By Denise Trull
So much of beautiful mystery surrounds the whole life of John the Baptist, from his very conception up until his tragic but triumphant death.
When Mary greeted Elizabeth at the Visitation, John leaped in his mother’s womb. This was John's first prophecy. He declared to his mother with a kick to her ribs that Mary was holding within her the King of the Universe. Elizabeth understood the meaning of this ecstatic leap because she was so connected to her son in the womb as all mothers are. With his leap, she was filled with the Holy Spirit and declared her beautiful words out loud to Mary, “Who am I that the mother of my Lord should come to me!”
Not even born yet, and John’s work had begun. This is the power and sanctity of the human person even in the womb: that even from the womb a small fetus somehow knew the LORD and mysteriously informed his mother. A small fetus, "of whom no man was to be greater" was an integral part of God's unfolding plan -- the Good News. What a wonder.
On this solemnity, this holy fetus is born into the light of day -- into the waiting world. The readings at Mass are filled with mystery and fire and wondrous anticipation. I am always struck by the words, this time of John's father, Zechariah, who writes his name for the first time and suddenly is able to speak that name aloud for all to hear. John. God is gracious.
"Then fear came upon all their neighbors, and all these matters were discussed throughout the hill country of Judea.

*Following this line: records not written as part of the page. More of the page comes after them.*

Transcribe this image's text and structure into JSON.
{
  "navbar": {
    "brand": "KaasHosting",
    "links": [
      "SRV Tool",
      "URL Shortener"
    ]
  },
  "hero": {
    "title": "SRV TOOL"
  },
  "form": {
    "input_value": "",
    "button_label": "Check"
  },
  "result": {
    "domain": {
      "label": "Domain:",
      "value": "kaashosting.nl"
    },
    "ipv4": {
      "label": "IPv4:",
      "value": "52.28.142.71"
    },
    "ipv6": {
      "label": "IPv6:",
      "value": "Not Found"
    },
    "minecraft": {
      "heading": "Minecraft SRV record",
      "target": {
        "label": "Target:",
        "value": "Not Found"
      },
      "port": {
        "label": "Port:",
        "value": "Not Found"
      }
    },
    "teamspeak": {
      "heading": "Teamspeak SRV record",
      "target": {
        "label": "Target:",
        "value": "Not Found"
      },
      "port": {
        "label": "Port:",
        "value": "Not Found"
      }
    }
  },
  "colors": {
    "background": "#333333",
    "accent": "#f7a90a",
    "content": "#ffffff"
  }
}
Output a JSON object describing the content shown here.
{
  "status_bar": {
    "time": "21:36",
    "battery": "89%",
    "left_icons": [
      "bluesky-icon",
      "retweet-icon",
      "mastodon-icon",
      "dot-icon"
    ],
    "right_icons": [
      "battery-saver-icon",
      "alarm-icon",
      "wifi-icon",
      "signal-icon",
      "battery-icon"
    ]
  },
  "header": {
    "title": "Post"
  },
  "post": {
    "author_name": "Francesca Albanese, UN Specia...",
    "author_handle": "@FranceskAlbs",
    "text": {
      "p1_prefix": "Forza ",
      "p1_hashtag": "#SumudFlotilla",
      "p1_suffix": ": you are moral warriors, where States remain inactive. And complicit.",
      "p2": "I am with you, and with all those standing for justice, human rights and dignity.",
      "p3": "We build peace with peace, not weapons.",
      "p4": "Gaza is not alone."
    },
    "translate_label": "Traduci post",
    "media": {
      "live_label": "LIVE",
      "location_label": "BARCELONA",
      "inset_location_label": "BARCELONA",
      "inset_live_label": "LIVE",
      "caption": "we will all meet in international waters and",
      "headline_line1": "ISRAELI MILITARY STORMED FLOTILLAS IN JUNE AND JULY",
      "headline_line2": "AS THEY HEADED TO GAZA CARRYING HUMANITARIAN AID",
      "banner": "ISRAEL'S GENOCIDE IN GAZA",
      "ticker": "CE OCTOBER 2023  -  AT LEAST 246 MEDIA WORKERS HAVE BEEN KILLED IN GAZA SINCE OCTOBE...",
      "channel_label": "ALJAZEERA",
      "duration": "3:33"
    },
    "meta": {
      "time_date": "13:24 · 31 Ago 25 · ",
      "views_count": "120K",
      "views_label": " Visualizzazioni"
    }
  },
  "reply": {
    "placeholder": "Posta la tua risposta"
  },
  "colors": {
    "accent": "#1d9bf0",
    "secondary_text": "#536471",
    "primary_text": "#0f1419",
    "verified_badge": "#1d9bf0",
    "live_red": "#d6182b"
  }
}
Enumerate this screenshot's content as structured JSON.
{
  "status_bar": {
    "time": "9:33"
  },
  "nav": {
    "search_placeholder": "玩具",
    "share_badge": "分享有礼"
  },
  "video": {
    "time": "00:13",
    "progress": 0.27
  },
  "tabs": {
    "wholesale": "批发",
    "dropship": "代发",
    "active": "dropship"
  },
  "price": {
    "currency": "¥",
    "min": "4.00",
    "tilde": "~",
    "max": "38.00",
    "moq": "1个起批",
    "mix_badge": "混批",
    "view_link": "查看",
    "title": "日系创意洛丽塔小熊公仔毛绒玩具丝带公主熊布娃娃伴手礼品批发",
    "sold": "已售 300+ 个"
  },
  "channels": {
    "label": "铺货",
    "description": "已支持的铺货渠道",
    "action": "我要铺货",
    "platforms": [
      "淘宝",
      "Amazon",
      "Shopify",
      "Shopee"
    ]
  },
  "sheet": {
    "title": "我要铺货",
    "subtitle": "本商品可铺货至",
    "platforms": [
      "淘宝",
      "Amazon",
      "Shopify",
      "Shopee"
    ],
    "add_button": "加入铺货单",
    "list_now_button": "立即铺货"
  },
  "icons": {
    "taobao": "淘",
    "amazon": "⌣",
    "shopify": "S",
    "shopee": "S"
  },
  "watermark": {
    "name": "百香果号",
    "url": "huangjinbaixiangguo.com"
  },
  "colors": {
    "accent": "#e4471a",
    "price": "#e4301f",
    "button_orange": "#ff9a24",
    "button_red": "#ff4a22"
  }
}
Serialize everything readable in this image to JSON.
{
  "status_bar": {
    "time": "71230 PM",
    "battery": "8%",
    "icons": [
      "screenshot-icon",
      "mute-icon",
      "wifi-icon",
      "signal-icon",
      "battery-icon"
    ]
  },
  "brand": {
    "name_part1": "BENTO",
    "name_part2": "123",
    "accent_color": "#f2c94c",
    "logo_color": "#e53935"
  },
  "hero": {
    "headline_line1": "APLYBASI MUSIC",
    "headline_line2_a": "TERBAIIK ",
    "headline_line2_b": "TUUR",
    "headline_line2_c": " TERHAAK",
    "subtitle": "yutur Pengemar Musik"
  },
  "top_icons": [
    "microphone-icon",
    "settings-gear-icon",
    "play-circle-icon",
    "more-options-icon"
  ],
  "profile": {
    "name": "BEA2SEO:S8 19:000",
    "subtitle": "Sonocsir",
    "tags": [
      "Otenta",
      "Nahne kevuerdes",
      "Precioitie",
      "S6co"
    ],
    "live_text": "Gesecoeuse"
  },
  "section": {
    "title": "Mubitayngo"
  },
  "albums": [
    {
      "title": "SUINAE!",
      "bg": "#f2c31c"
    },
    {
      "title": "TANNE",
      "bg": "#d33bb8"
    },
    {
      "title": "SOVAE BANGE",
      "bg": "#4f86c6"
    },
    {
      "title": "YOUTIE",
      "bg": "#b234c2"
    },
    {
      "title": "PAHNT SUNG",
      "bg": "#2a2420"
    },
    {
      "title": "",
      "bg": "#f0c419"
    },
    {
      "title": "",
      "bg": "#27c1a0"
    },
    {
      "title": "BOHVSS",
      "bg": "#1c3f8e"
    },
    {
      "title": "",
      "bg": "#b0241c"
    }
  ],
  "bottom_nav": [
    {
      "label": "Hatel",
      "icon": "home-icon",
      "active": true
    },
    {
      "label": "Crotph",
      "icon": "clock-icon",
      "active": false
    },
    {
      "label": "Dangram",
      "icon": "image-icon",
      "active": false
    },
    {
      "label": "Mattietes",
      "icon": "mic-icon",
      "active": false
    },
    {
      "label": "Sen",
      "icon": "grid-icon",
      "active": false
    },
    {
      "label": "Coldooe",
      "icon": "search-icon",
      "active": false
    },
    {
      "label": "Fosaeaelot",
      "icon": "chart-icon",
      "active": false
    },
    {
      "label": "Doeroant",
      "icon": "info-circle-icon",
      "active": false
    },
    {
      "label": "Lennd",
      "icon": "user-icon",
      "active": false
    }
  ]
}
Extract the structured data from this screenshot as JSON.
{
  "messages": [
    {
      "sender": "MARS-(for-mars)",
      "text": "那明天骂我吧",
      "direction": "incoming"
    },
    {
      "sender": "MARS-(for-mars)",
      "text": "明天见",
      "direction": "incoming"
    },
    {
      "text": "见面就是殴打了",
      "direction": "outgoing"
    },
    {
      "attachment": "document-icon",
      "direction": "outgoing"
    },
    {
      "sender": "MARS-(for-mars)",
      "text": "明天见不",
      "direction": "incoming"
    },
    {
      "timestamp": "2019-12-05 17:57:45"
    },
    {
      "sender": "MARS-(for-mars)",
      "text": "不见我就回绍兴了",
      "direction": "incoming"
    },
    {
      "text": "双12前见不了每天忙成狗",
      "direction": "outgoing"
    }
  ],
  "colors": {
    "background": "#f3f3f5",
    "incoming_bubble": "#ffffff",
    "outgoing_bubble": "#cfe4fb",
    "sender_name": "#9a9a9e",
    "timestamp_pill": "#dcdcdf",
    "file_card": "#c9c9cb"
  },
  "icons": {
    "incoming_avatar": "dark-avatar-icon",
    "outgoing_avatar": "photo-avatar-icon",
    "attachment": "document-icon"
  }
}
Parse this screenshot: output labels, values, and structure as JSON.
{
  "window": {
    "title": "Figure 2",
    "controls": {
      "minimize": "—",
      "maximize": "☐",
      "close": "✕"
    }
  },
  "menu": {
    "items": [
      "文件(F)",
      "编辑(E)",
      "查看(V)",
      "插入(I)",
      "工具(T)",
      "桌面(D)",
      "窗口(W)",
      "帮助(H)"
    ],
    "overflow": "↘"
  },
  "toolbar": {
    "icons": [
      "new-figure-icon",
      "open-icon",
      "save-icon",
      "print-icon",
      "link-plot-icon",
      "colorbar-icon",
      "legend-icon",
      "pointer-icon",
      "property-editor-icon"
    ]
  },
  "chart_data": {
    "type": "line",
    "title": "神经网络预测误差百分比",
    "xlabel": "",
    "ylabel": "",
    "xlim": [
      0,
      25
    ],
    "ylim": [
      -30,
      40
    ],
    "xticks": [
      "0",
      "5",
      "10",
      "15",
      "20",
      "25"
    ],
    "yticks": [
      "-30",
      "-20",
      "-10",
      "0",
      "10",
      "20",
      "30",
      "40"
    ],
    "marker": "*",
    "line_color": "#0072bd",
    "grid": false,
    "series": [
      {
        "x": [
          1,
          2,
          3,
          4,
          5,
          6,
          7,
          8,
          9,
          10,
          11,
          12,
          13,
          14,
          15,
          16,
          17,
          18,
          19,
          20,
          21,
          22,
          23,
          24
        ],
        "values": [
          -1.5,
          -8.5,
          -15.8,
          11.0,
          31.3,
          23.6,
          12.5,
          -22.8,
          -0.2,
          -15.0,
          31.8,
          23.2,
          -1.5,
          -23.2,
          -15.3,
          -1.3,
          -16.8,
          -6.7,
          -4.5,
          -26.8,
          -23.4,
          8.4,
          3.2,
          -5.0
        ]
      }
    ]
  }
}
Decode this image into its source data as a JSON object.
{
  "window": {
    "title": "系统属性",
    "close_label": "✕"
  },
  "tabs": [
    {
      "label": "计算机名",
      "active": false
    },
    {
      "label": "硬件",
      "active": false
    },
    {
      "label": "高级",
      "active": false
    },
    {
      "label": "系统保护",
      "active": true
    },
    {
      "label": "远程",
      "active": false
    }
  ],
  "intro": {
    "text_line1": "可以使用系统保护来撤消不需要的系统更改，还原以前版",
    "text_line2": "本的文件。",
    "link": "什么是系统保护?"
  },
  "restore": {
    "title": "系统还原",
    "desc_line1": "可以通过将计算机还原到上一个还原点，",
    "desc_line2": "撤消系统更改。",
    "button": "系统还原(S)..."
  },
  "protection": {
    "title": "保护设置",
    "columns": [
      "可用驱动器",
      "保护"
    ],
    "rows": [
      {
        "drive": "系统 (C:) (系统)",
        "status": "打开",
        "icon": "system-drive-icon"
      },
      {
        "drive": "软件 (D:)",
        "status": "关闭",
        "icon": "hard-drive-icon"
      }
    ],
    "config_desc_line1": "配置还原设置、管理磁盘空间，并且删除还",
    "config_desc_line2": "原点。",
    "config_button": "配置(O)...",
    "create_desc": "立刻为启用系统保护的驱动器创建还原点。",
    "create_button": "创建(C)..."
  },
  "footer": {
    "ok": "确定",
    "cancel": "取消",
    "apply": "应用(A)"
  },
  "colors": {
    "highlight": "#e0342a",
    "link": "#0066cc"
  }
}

All who heard these things took them to heart, saying, "What, then, will this child be?”
It brings a bit of a smile to me to imagine the word spreading from one excited neighbor to another down through that hill county in thrilling whispers...what will this child be...what will this child be?
And they watched him grow, waiting for the answer.
There is no doubt that Jesus loved and openly admired John (what a thought to be admired by God) "as a man after His own heart." For elsewhere in the gospels He says,
"Truly I say to you, among those born of woman, there has arisen no one greater than John the Baptist. Yet even the least in the kingdom of Heaven is greater than he!”
This least Jesus is talking about is us, each member of His Church. And just as John the Baptist's neighbors asked that question about him, we as parents should ask that question about each of our own children with that same thrill, as the water is poured over their tiny heads, and chrism anoints them into the Heavenly Kingdom. "What will this child be?" Our job is to watch and pray and let them grow in the safety and peace of home, until they reveal their very particular purpose for being sent to us from God. It brings a thrill of mystery throughout their life, even from conception: why was this child sent to us?
In Confirmation we all receive that character which makes us priests, prophets, and kings. Priests because we can unite our prayers up at Mass for those we love and for the whole Church, kings because we are rulers over our own actions and responsibilities before God, and prophets because by our actions and words we reveal to others the wonderful truths of the one whom we serve.
We are all prophets sent to each other and to the Church. The one great question posed by the Church when we are baptized should be at the front of our mind each day: "What will this child be?” And our earnest reply as we live out our life must be, "Have I answered this question, yet?”
St. John the Baptist, help us live our answer by your prayers.